    While I can acknowledge that jokes on late-night shows aren’t going to make Trump collapse, there is one critical difference between Trump and other authoritarian dictators – most of them have a thick enough skin to conceal how much it might bother them. Trump, on the other hand, does not. If anyone makes a joke about him, or anyone in his administration, he hops on Twitter to make sure *everyone* knows about it. And the media (both regular news and late-night shows) constantly pointing out his/ his administration’s failures, short-comings, and general craziness does seem to be getting to him.

  • Toby Clark

    This article brings to mind how every Australian federal election a comedy group called The Chaser give out the Mal Awards to the politicians or candidates responsible for the biggest acts of political suicide on the campaign trail – and how more often than not those politicians will still be re-elected.

  • Olaf_the_Lofty

    Speaking from the other side of the Atlantic: all the satirists seem to be arrayed against Trump, and fair play to them, but they are likely to be preaching only to the converted. In 1961 the English comedian Peter Cook did his part to overturn our notorious “culture of deference” by opening a nightclub, The Establishment, which became famous for its satirical comedy.
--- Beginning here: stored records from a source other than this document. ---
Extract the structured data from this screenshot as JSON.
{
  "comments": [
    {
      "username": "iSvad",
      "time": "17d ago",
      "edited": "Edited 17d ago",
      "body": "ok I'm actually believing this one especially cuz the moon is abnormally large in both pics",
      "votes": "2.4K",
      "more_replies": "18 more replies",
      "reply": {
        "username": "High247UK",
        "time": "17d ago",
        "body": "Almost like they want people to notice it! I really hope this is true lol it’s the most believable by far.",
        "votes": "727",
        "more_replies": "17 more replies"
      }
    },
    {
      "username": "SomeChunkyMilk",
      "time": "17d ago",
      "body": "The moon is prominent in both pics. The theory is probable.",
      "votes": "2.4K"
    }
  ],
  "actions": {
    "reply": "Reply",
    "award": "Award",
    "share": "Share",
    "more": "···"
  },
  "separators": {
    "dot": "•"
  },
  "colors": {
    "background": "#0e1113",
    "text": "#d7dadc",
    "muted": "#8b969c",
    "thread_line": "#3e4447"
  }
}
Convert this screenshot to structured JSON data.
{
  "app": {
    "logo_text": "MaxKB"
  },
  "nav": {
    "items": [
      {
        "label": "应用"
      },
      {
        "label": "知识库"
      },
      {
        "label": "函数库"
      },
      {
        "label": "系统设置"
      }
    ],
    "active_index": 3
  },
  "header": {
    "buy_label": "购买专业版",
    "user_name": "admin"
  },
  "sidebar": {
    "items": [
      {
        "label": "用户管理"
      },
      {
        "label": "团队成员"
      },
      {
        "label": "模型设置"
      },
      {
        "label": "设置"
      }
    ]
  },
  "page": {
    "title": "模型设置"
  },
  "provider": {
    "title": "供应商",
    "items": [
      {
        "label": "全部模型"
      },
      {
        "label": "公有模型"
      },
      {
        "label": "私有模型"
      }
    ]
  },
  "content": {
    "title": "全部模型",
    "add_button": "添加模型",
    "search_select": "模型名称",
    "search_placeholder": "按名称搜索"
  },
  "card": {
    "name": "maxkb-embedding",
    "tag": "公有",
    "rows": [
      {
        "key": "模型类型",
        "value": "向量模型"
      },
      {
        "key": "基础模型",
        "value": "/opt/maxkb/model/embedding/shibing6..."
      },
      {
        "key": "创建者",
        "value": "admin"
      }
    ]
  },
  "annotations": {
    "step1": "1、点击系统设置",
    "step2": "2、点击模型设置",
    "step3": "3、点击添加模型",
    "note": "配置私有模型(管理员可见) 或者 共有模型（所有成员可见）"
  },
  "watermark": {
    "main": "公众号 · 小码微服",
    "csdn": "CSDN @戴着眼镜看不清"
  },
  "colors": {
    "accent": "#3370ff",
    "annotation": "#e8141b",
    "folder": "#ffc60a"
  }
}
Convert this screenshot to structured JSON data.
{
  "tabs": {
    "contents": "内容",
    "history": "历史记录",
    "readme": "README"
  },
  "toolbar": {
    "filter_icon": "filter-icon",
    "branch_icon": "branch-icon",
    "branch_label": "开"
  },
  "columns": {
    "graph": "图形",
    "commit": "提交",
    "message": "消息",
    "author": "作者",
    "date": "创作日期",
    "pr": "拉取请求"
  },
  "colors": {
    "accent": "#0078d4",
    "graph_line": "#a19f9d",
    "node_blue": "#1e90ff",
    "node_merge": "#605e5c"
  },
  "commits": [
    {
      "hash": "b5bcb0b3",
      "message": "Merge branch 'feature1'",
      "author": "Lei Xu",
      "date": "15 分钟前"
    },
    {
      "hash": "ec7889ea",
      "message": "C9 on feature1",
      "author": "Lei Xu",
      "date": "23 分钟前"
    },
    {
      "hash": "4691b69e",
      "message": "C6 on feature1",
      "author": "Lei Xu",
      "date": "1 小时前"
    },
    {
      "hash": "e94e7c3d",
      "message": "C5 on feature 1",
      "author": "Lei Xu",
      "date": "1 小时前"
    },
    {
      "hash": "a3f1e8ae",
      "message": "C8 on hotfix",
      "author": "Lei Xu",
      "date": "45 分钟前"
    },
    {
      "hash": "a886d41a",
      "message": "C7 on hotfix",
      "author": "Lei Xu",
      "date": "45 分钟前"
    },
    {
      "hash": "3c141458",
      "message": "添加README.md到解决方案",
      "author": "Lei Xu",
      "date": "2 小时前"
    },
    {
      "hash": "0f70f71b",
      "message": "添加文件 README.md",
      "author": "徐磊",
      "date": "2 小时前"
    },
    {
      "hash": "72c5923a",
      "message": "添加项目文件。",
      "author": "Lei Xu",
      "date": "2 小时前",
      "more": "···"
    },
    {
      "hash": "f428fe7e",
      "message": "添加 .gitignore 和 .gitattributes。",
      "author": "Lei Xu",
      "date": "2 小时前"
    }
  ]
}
Asked later what he had intended to achieve, he said something along the lines of “I hoped to do for Britain what the satirists of Weimar Germany had done to prevent the rise of Hitler.”